How can the widespread circulation of diversity, equity, and inclusion discourses be deepened or challenged in light of their institutional functions?
How can practices of “institutional critique” in the visual arts inform dance practices and research?
How can methodologies of “workers inquiry” provide insight into labor struggles within educational dance departments and cultural organizations?
What can the perspectives of part-time and contingent workers illuminate about institutional politics?
How have dance venues positioned themselves in relation to urban redevelopment, gentrification, and land use struggles?
How have dance institutions been erected from different sources of money—for example, public funding, private funding, land rent, surplus value, debt, accumulated wealth from chattel slavery?
How are dance funding and university endowments imbricated with fossil fuel investments and energy infrastructure?
What roles have clients, johns, and sexual patrons played in the economic structure of dance institutions (Paris Opera, for example)?
What are the merits of different theoretical frameworks (e.g., Marx, Adorno, Bourdieu, Foucault, Moten/Harney) for critical institutional studies?
What forms of lateral power exist within cultural and educational institutions for dance?
How can abolitionist politics inform the analysis of dance institutions?
Submission Instructions: All manuscripts will receive double-blinded anonymous peer review. Manuscripts, 6,000–10,000 words in length (inclusive of footnotes and endnotes), may be submitted any time before June 1, 2021. Dance Chronicle follows the Chicago Manual of Style.

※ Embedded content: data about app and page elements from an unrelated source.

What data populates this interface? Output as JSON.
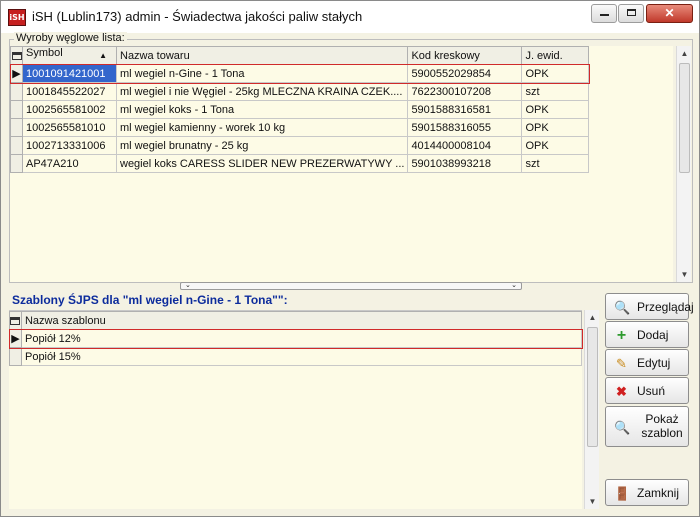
{
  "window": {
    "title": "iSH (Lublin173) admin - Świadectwa jakości paliw stałych",
    "app_icon_text": "iSH"
  },
  "products_group": {
    "label": "Wyroby węglowe lista:",
    "columns": [
      "Symbol",
      "Nazwa towaru",
      "Kod kreskowy",
      "J. ewid."
    ],
    "rows": [
      {
        "symbol": "1001091421001",
        "name": "ml wegiel n-Gine - 1 Tona",
        "barcode": "5900552029854",
        "unit": "OPK"
      },
      {
        "symbol": "1001845522027",
        "name": "ml wegiel i nie Węgiel  - 25kg  MLECZNA KRAINA CZEK....",
        "barcode": "7622300107208",
        "unit": "szt"
      },
      {
        "symbol": "1002565581002",
        "name": "ml wegiel koks - 1 Tona",
        "barcode": "5901588316581",
        "unit": "OPK"
      },
      {
        "symbol": "1002565581010",
        "name": "ml wegiel kamienny - worek 10 kg",
        "barcode": "5901588316055",
        "unit": "OPK"
      },
      {
        "symbol": "1002713331006",
        "name": "ml wegiel brunatny  - 25 kg",
        "barcode": "4014400008104",
        "unit": "OPK"
      },
      {
        "symbol": "AP47A210",
        "name": "wegiel koks CARESS SLIDER NEW PREZERWATYWY ...",
        "barcode": "5901038993218",
        "unit": "szt"
      }
    ],
    "selected_index": 0
  },
  "templates": {
    "title": "Szablony ŚJPS dla \"ml wegiel n-Gine - 1 Tona\"\":",
    "column": "Nazwa szablonu",
    "rows": [
      "Popiół 12%",
      "Popiół 15%"
    ],
    "selected_index": 0
  },
  "buttons": {
    "view": "Przeglądaj",
    "add": "Dodaj",
    "edit": "Edytuj",
    "delete": "Usuń",
    "show_template": "Pokaż szablon",
    "close": "Zamknij"
  },
  "colors": {
    "selection": "#3366cc",
    "row_outline": "#d02a2a",
    "grid_bg": "#fdfbe6",
    "window_bg": "#f4f2e3",
    "title_blue": "#0c2b9c"
  }
}
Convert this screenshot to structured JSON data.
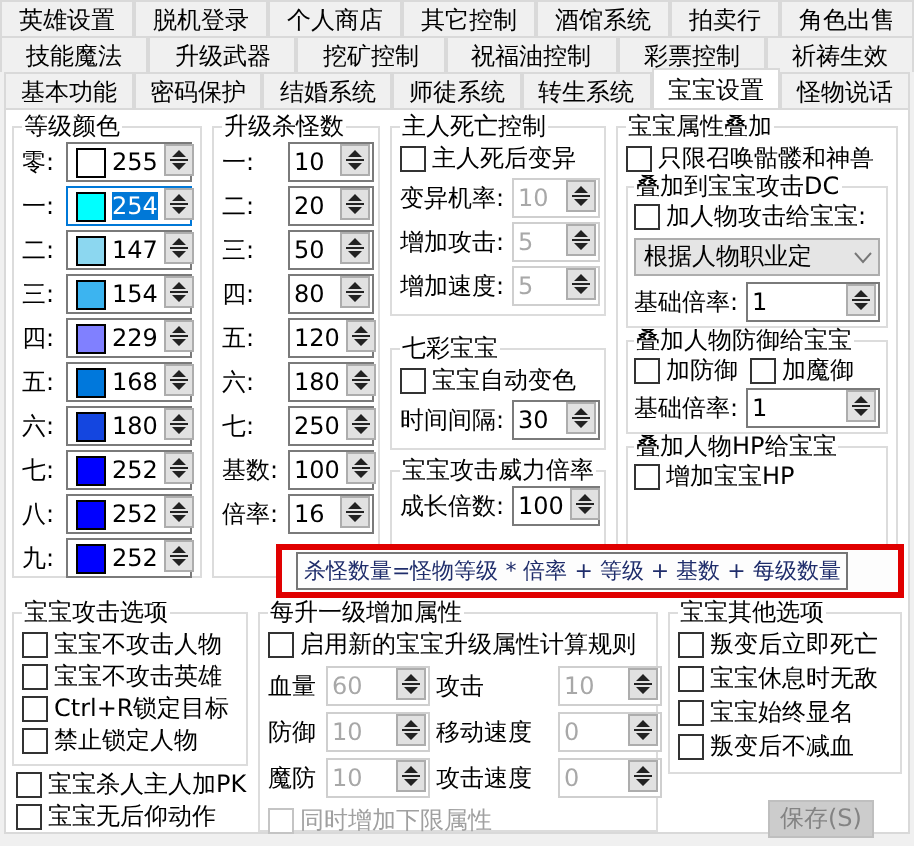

Please submit manuscripts through the Taylor & Francis Submission Portal.
Weblink to CFP -- Dance Chronicle: Critical Institutional Studies at bit.ly/